As early as Sunday, thousands of adults could be tossed off General Assistance rolls without a safety net. They include the temporarily disabled, recovering drug addicts, battered women, those caring for elderly parents, and children who would otherwise be in foster care.
While Corbett and the Republican-controlled legislature negotiated to restore painful cuts to public and higher education, too many social-service programs were left on the chopping block.
In the ongoing controversy over Pennsylvania’s move to require voter identification at the polls starting in November, a Republican leader’s moment of campaign swagger has given opponents new ammunition.
State House Majority Leader Mike Turzai of Allegheny County last weekend stood before a political gathering in Hershey, ticking off victories for the Republican-run state legislature and Gov. Corbett. Voter ID, said Turzai, “is going to allow Gov. Romney to win the state of Pennsylvania.”
Big surprise, said his political foes. State Sen. Daylin Leach (D., Montgomery) said Turzai’s comments confirmed what Democrats have suspected all along: that voter ID is “part of a national effort by the Republican Party to pass laws disenfranchising large numbers of voters who tend to vote Democratic.”
Nora Ephron, who died Tuesday at age 71, was the link between different worlds, different eras, on and off the screen.
She brought together Hollywood and the Beltway, the personal and the political, in her book (and later screenplay) Heartburn, about her marriage to the Washington Post’s Carl Bernstein.
She linked the coasts, the bustling east and the insomniac west, along with movie romances old and new, in Sleepless in Seattle.
The landmark Supreme Court ruling Thursday upholding key tenets of the federal health-care overhaul was a victory for common sense. It offers hope to so many Americans who thought health insurance was beyond their reach.
Even as both parties jockey for advantage in November, the five justices who upheld the Patient Protection and Affordable Care Act (ACA) pulled the nation back from a disastrous U-turn on reform efforts soon to reach full stride.
At stake was not only the future aim of providing for almost two-thirds of the 50 million uninsured, but also major structural reforms under way in a sprawling sector of the U.S. economy that accounts for $2.7 trillion in spending, or $1 in every $6.
It's easy to see how some Philadelphians may feel left out of the school superintendent search. It's also easy to appreciate the urgency to fill the position.
The sudden announcement that the candidates' list of more than 100 names had been whittled down to two, and that a new superintendent could be chosen as early as Friday, caught many by surprise.

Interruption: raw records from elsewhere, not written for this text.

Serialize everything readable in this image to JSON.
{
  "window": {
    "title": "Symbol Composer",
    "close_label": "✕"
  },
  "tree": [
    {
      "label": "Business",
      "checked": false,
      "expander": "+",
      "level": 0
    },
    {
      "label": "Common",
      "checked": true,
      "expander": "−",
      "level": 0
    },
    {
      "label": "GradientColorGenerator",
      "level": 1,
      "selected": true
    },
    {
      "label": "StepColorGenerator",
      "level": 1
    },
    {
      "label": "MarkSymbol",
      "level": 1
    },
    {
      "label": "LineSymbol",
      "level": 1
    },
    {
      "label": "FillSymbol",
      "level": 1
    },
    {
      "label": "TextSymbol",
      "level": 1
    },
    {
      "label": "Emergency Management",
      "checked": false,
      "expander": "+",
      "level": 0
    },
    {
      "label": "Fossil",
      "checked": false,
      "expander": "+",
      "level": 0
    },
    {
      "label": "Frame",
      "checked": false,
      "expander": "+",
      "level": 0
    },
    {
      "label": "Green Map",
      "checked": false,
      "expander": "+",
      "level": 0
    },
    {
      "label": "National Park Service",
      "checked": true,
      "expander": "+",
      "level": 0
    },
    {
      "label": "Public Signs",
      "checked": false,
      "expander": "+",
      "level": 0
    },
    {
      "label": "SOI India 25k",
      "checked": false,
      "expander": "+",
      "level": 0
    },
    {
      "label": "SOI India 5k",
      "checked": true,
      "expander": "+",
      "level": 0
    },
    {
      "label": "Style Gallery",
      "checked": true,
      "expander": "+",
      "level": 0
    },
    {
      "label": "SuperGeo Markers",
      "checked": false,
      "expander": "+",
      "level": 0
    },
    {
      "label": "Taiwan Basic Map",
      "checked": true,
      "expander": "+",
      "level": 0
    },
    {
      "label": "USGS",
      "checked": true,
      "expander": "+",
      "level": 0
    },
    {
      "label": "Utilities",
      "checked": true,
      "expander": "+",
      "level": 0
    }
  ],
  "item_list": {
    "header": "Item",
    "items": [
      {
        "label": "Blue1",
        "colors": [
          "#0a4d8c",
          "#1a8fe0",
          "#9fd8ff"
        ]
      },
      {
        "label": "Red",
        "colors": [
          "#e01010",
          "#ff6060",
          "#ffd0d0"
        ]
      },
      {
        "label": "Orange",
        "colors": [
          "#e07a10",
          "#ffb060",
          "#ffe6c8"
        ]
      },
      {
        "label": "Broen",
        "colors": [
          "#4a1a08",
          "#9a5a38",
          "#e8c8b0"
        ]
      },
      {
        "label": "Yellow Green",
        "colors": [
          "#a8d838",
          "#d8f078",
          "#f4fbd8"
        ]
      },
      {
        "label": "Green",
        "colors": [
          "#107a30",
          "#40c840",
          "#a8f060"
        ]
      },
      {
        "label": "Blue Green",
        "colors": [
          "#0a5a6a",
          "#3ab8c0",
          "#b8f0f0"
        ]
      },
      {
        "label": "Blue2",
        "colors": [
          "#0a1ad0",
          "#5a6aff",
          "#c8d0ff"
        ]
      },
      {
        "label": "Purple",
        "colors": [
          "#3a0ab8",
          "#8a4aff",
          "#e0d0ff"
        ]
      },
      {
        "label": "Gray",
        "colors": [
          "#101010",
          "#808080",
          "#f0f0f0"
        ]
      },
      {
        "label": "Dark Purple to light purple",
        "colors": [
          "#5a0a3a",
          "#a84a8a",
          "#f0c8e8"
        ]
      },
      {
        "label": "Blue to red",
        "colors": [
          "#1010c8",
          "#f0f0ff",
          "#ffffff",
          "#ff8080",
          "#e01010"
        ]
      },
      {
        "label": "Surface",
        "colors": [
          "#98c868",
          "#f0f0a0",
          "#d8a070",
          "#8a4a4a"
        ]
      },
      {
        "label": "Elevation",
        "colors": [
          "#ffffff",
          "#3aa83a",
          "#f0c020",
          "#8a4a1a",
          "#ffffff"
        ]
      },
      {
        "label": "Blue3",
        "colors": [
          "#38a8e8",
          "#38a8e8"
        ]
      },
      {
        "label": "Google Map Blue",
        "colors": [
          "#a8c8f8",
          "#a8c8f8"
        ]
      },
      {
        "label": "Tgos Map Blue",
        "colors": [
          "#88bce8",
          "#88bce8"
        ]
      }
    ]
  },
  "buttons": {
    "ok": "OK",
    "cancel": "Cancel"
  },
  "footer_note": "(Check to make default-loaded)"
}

The candidates, Pedro Martinez, deputy superintendent in Clark County, Nev., and William Hite, head of the Prince George's County, Md., school system, made whirlwind rounds this week meeting teachers, parents, students and city officials.